Volume IV / Issue 3
FROM THE EDITORS
The Voice is extremely proud to present this issue in partnership with the Vagina Monologues, known fondly as VM, one of UCI Law’s strongest and best traditions. For the second time, UCI’s Women’s Law Society (WLS) has take over the Voice in honor of WLS’s VM performance and to focus on the themes VM encompasses. The event lets us celebrate women in all their wonder, while it also raises important issues about the many challenges women continue to face in today’s society. Women have come a long way towards realizing equality with men, and yet society is hardly gender-equal, which means we still have important work to do. VM and the articles in this edition help foster and shape a necessary discourse for progress towards true gender equality. These articles also recognize that feminist issues matter to women and men alike, and that true gender equality is predicated upon mutual respect and inclusion. Furthermore, our understanding of gender must recognize and include other identities besides the traditional “male” and “female;” and thus the discourse must encompass new types of issues that exist in a more gender-open world. This paper is pleased to help facilitate the exchange of these ideas, and we wish to thank all of this edition’s contributors for their passion and dedication to these issues. And special thanks to our Associate Editors–Jeremy Cowan and Anna Rea–for all their extra hard work in helping produce this issue.

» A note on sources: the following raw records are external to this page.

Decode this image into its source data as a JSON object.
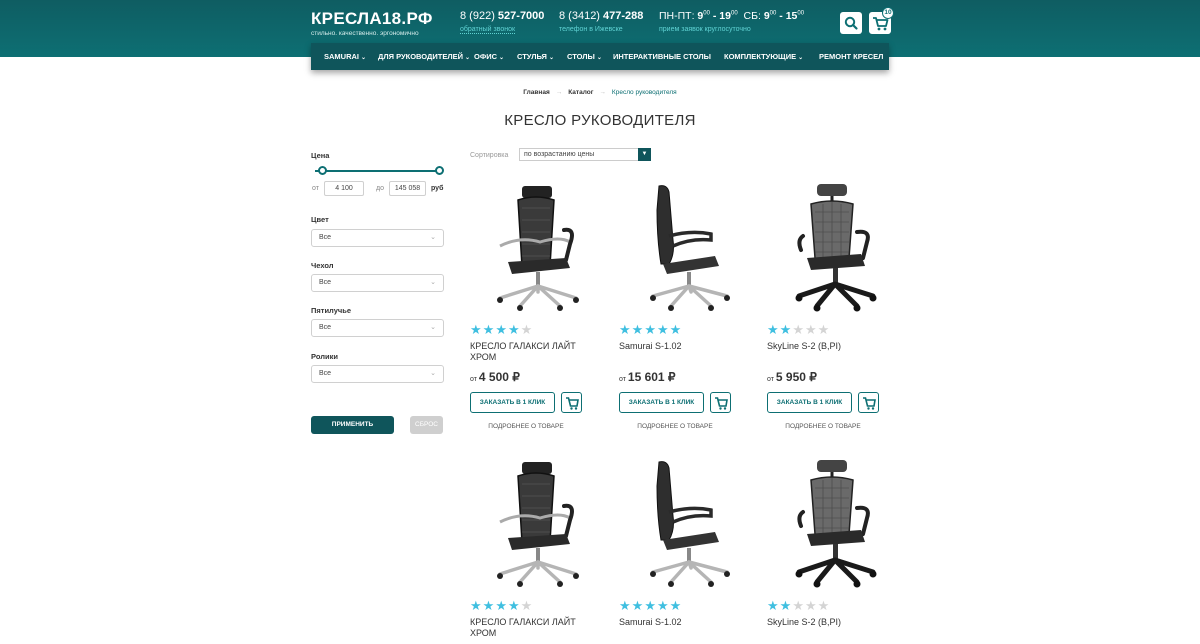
{
  "header": {
    "logo_title": "КРЕСЛА18.РФ",
    "logo_subtitle": "стильно. качественно. эргономично",
    "phone1_prefix": "8 (922) ",
    "phone1_number": "527-7000",
    "phone1_sub": "обратный звонок",
    "phone2_prefix": "8 (3412) ",
    "phone2_number": "477-288",
    "phone2_sub": "телефон в Ижевске",
    "hours_weekday_label": "ПН-ПТ: ",
    "hours_weekday_from": "9",
    "hours_weekday_to": "19",
    "hours_sat_label": "СБ: ",
    "hours_sat_from": "9",
    "hours_sat_to": "15",
    "hours_min": "00",
    "hours_sub": "прием заявок круглосуточно",
    "cart_count": "10"
  },
  "nav": {
    "items": [
      {
        "label": "SAMURAI"
      },
      {
        "label": "ДЛЯ РУКОВОДИТЕЛЕЙ"
      },
      {
        "label": "ОФИС"
      },
      {
        "label": "СТУЛЬЯ"
      },
      {
        "label": "СТОЛЫ"
      },
      {
        "label": "ИНТЕРАКТИВНЫЕ СТОЛЫ"
      },
      {
        "label": "КОМПЛЕКТУЮЩИЕ"
      },
      {
        "label": "РЕМОНТ КРЕСЕЛ"
      }
    ]
  },
  "breadcrumb": [
    "Главная",
    "Каталог",
    "Кресло руководителя"
  ],
  "page_title": "КРЕСЛО РУКОВОДИТЕЛЯ",
  "filters": {
    "price_label": "Цена",
    "from_label": "от",
    "from_value": "4 100",
    "to_label": "до",
    "to_value": "145 058",
    "currency": "руб",
    "color_label": "Цвет",
    "color_value": "Все",
    "cover_label": "Чехол",
    "cover_value": "Все",
    "base_label": "Пятилучье",
    "base_value": "Все",
    "wheels_label": "Ролики",
    "wheels_value": "Все",
    "apply_label": "ПРИМЕНИТЬ",
    "reset_label": "СБРОС"
  },
  "sort": {
    "label": "Сортировка",
    "value": "по возрастанию цены"
  },
  "products": [
    {
      "name": "КРЕСЛО ГАЛАКСИ ЛАЙТ ХРОМ",
      "price_prefix": "от ",
      "price": "4 500 ₽",
      "rating": 4,
      "order_label": "ЗАКАЗАТЬ В 1 КЛИК",
      "more_label": "ПОДРОБНЕЕ О ТОВАРЕ"
    },
    {
      "name": "Samurai S-1.02",
      "price_prefix": "от ",
      "price": "15 601 ₽",
      "rating": 5,
      "order_label": "ЗАКАЗАТЬ В 1 КЛИК",
      "more_label": "ПОДРОБНЕЕ О ТОВАРЕ"
    },
    {
      "name": "SkyLine S-2 (B,PI)",
      "price_prefix": "от ",
      "price": "5 950 ₽",
      "rating": 2,
      "order_label": "ЗАКАЗАТЬ В 1 КЛИК",
      "more_label": "ПОДРОБНЕЕ О ТОВАРЕ"
    },
    {
      "name": "КРЕСЛО ГАЛАКСИ ЛАЙТ ХРОМ",
      "rating": 4
    },
    {
      "name": "Samurai S-1.02",
      "rating": 5
    },
    {
      "name": "SkyLine S-2 (B,PI)",
      "rating": 2
    }
  ],
  "colors": {
    "header_bg": "#0d6f73",
    "nav_bg": "#0f555b",
    "accent": "#0d6f73",
    "star": "#3fbfe0"
  }
}
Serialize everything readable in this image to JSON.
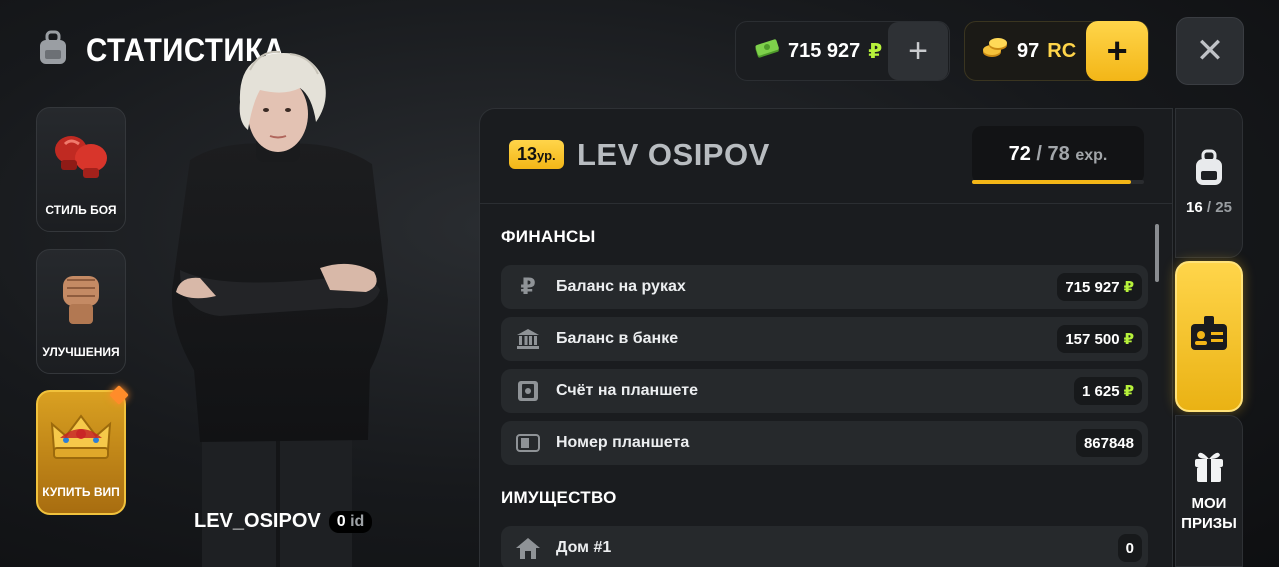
{
  "header": {
    "title": "СТАТИСТИКА",
    "icons": {
      "title": "backpack-icon"
    }
  },
  "currency": {
    "cash": {
      "value": "715 927",
      "symbol": "₽",
      "icon": "cash-stack-icon",
      "plus": "+"
    },
    "rc": {
      "value": "97",
      "unit": "RC",
      "icon": "gold-coins-icon",
      "plus": "+"
    }
  },
  "close": {
    "label": "✕",
    "icon": "close-icon"
  },
  "left_menu": [
    {
      "label": "СТИЛЬ БОЯ",
      "icon": "boxing-gloves-icon"
    },
    {
      "label": "УЛУЧШЕНИЯ",
      "icon": "fist-icon"
    },
    {
      "label": "КУПИТЬ ВИП",
      "icon": "crown-icon"
    }
  ],
  "character": {
    "name": "LEV_OSIPOV",
    "id_value": "0",
    "id_label": "id"
  },
  "profile": {
    "level": "13",
    "level_suffix": "ур.",
    "name": "LEV OSIPOV",
    "exp_current": "72",
    "exp_sep": "/",
    "exp_max": "78",
    "exp_unit": "exp.",
    "exp_fraction": 0.923
  },
  "sections": {
    "finance_title": "ФИНАНСЫ",
    "property_title": "ИМУЩЕСТВО"
  },
  "finance_rows": [
    {
      "label": "Баланс на руках",
      "value": "715 927",
      "currency": "₽",
      "icon": "ruble-icon"
    },
    {
      "label": "Баланс в банке",
      "value": "157 500",
      "currency": "₽",
      "icon": "bank-icon"
    },
    {
      "label": "Счёт на планшете",
      "value": "1 625",
      "currency": "₽",
      "icon": "tablet-account-icon"
    },
    {
      "label": "Номер планшета",
      "value": "867848",
      "currency": "",
      "icon": "tablet-icon"
    }
  ],
  "property_rows": [
    {
      "label": "Дом #1",
      "value": "0",
      "icon": "house-icon"
    }
  ],
  "right_tabs": {
    "inventory": {
      "current": "16",
      "sep": "/",
      "max": "25",
      "icon": "backpack-icon"
    },
    "profile": {
      "icon": "id-card-icon",
      "active": true
    },
    "prizes": {
      "label_line1": "МОИ",
      "label_line2": "ПРИЗЫ",
      "icon": "gift-icon"
    }
  },
  "colors": {
    "accent_gold": "#f3b617",
    "ruble_green": "#b7f23b",
    "rc_gold": "#ffd54a"
  }
}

Caroline Reiser and Sam Titelman
Feminism has become a dirty word. Some view feminism as an attempt by angry, scorned women to insult men. Others view feminists as the ultimate man-haters. Feminism is none of these things. Feminism is not about bringing men down to women’s level, nor is it about elevating women up to a man’s level…Below are the voices of UCI Law, explaining why feminism is important to them. READ MORE.
I’m standing at the sink, washing my hands, worrying about the pages I forgot to read for class that day. A woman walks in to the bathroom, sees me standing there, and our eyes make contact. She startles, makes a face that tells me she thinks she’s just made a huge mistake, and quickly exits the bathroom. I chuckle to myself and count 3…2…1. Cue re-enter. Woman realizes that she didn’t walk into the men’s room, as she thought, comes back into the women’s bathroom, and makes a beeline for the stall so she doesn’t have to make eye contact with me. This is just a day in the life of a biologically-female, gender non-conforming person who has to use the women’s restroom. We, in the genderqueer community, call it “getting Sir’d.” READ MORE.
I lived constantly clenched, anticipating the silence and withheld affection that signaled to me that I’d yet again disappointed him. Had I said something in the wrong tone? Does he not like my dress? Did he not like the dinner I made him? I’d start off indignant that he could treat me that way and end up apologizing, begging for forgiveness, convinced I wasn’t worthy of his love within a matter of minutes. I both hated him and never wanted to leave. READ MORE.
On February 5, 2014, the Student Animal Legal Defense Fund partnered with the cast and crew of the Vagina Monologues to raise funds for a local shelter that provides temporary housing for pets of victims of domestic violence. By selling delicious and delightfully-monikered baked goods (Pumpkin Poonani Cake or Lavender Douche Scone anyone?) READ MORE.
Frankly, I am tired of celebrating “vaginas and vagina culture” this week. What UCI Law’s production of Vagina Monologues does for the Family Violence Clinic is commendable. The hearts of the student actors are in the right place, motivated to address gender discrimination and violence against women. But the focus on “all things vagina” is short-sighted and destructive. We got into this mess by a culture of men who felt superior to women. How is exalting the woman not going to lead to the exact same culture in the not-too-distant future, except it will be women repressing men? READ MORE.
Alanis Morissette, Still, on Alanis Morissette: The Collection (Maverick Recording Company2005).
Alanis Morissette, You Oughta Know, on Jagged Little Pill (Maverick Records 1995).
Alicia Keys, Girl On Fire (feat. Nicki Minaj), on Girl on Fire (RCA Records 2012).
“I feel like feminism is important but I don’t feel comfortable being vocal about my position on women’s issues because I am not a woman. How can I, as a man and as a legal professional, advocate for (or at least not create more resistance to) women’s issues? What can I do in the workplace to demonstrate on a personal and structural level that I am a feminist?” READ MORE.